## Exercise requirements
Each line below should be repeated exactly, but no picture should be carried over.

+++++

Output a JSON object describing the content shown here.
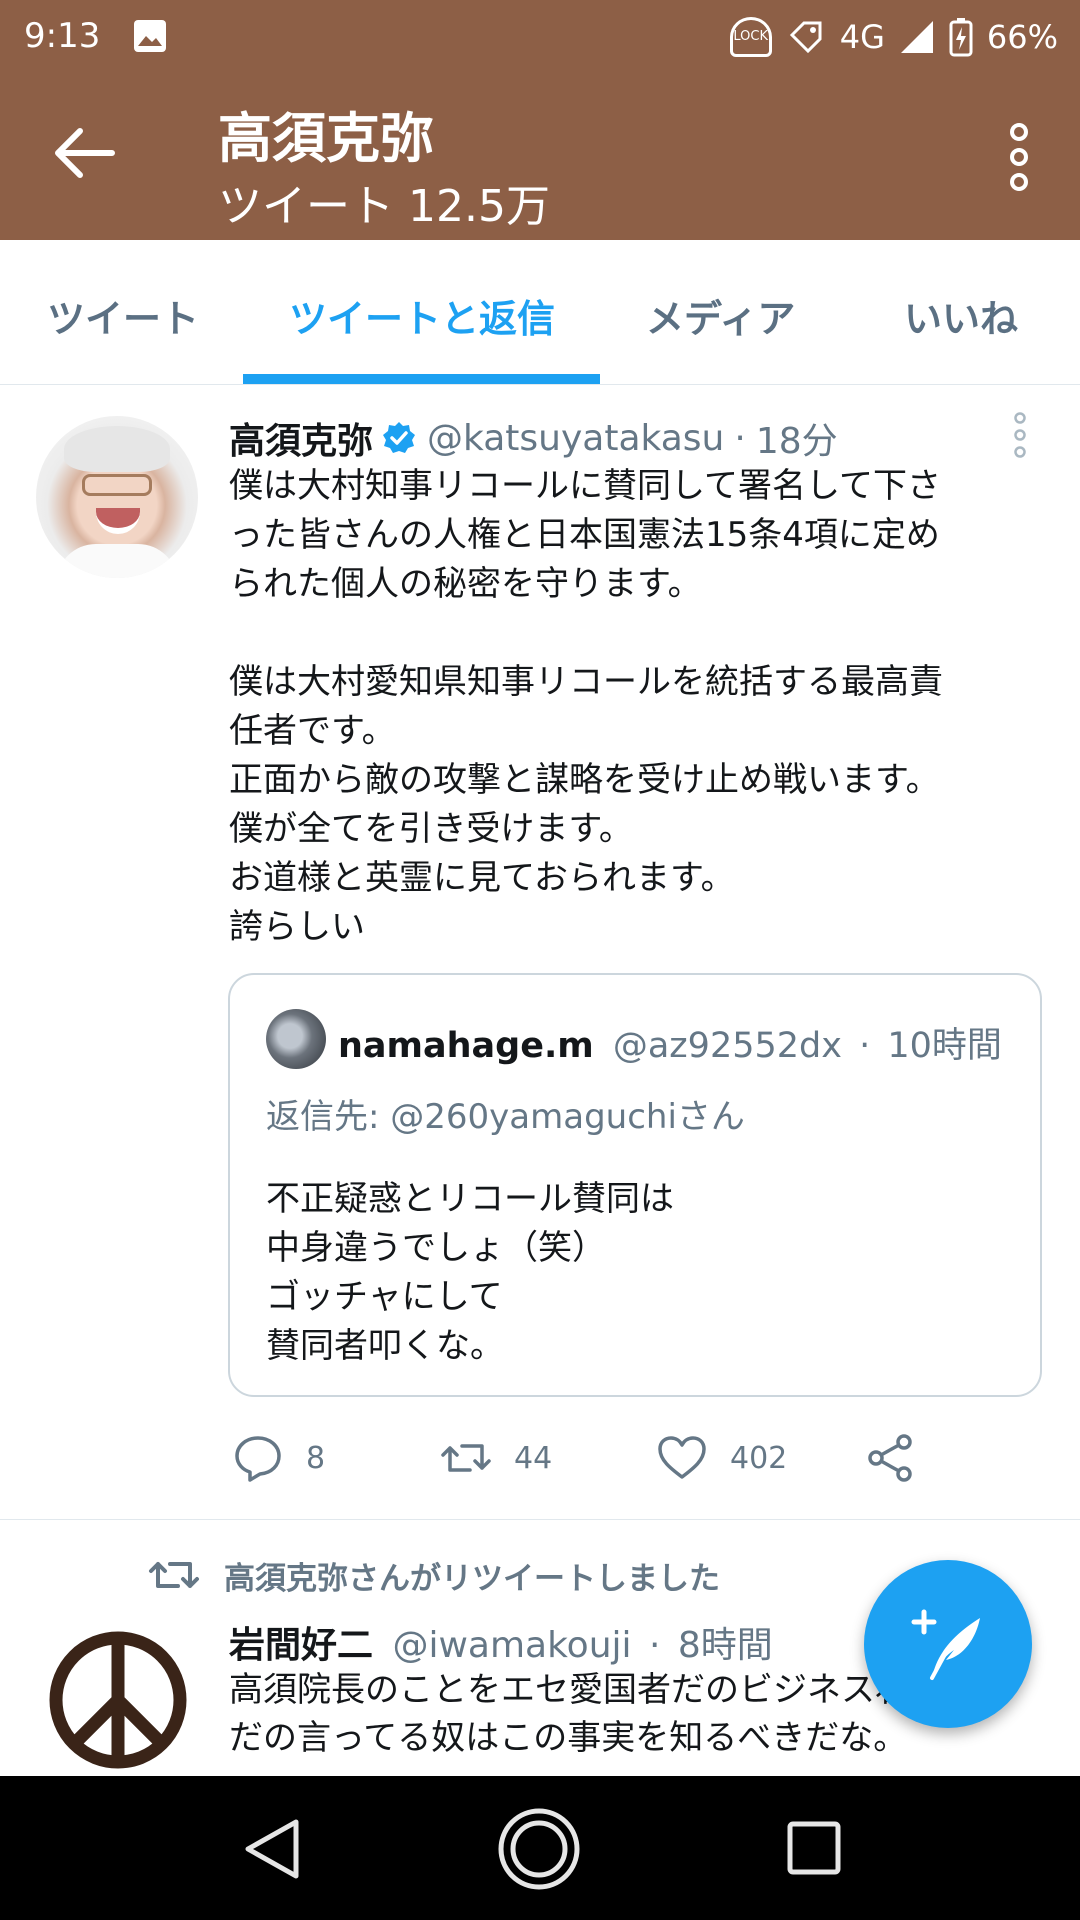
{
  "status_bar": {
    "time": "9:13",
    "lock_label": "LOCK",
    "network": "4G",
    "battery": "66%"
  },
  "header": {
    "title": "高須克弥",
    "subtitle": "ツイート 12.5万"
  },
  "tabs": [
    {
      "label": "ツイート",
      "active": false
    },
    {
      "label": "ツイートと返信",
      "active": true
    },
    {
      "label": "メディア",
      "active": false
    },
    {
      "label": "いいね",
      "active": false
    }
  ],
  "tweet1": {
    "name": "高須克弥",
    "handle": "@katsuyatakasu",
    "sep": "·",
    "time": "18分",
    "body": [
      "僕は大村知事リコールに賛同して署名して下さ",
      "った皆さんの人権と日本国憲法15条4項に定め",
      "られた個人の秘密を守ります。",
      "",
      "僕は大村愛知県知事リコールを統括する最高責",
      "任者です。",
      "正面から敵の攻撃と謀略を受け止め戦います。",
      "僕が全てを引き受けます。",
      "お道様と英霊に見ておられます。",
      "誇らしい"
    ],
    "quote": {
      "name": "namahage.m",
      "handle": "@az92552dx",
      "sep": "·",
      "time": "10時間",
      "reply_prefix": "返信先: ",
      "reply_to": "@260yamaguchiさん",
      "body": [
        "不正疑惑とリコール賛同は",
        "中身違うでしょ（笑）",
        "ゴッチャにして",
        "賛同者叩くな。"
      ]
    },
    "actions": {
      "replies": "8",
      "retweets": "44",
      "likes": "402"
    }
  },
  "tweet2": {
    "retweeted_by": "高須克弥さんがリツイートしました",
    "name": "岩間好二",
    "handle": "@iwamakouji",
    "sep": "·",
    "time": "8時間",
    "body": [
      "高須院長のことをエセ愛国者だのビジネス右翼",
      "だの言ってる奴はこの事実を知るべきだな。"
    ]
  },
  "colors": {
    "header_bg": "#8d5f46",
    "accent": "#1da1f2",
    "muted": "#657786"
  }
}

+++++

## Answer
Output a JSON object describing the content shown here.
{
  "status_bar": {
    "time": "9:13",
    "lock_label": "LOCK",
    "network": "4G",
    "battery": "66%"
  },
  "header": {
    "title": "高須克弥",
    "subtitle": "ツイート 12.5万"
  },
  "tabs": [
    {
      "label": "ツイート",
      "active": false
    },
    {
      "label": "ツイートと返信",
      "active": true
    },
    {
      "label": "メディア",
      "active": false
    },
    {
      "label": "いいね",
      "active": false
    }
  ],
  "tweet1": {
    "name": "高須克弥",
    "handle": "@katsuyatakasu",
    "sep": "·",
    "time": "18分",
    "body": [
      "僕は大村知事リコールに賛同して署名して下さ",
      "った皆さんの人権と日本国憲法15条4項に定め",
      "られた個人の秘密を守ります。",
      "",
      "僕は大村愛知県知事リコールを統括する最高責",
      "任者です。",
      "正面から敵の攻撃と謀略を受け止め戦います。",
      "僕が全てを引き受けます。",
      "お道様と英霊に見ておられます。",
      "誇らしい"
    ],
    "quote": {
      "name": "namahage.m",
      "handle": "@az92552dx",
      "sep": "·",
      "time": "10時間",
      "reply_prefix": "返信先: ",
      "reply_to": "@260yamaguchiさん",
      "body": [
        "不正疑惑とリコール賛同は",
        "中身違うでしょ（笑）",
        "ゴッチャにして",
        "賛同者叩くな。"
      ]
    },
    "actions": {
      "replies": "8",
      "retweets": "44",
      "likes": "402"
    }
  },
  "tweet2": {
    "retweeted_by": "高須克弥さんがリツイートしました",
    "name": "岩間好二",
    "handle": "@iwamakouji",
    "sep": "·",
    "time": "8時間",
    "body": [
      "高須院長のことをエセ愛国者だのビジネス右翼",
      "だの言ってる奴はこの事実を知るべきだな。"
    ]
  },
  "colors": {
    "header_bg": "#8d5f46",
    "accent": "#1da1f2",
    "muted": "#657786"
  }
}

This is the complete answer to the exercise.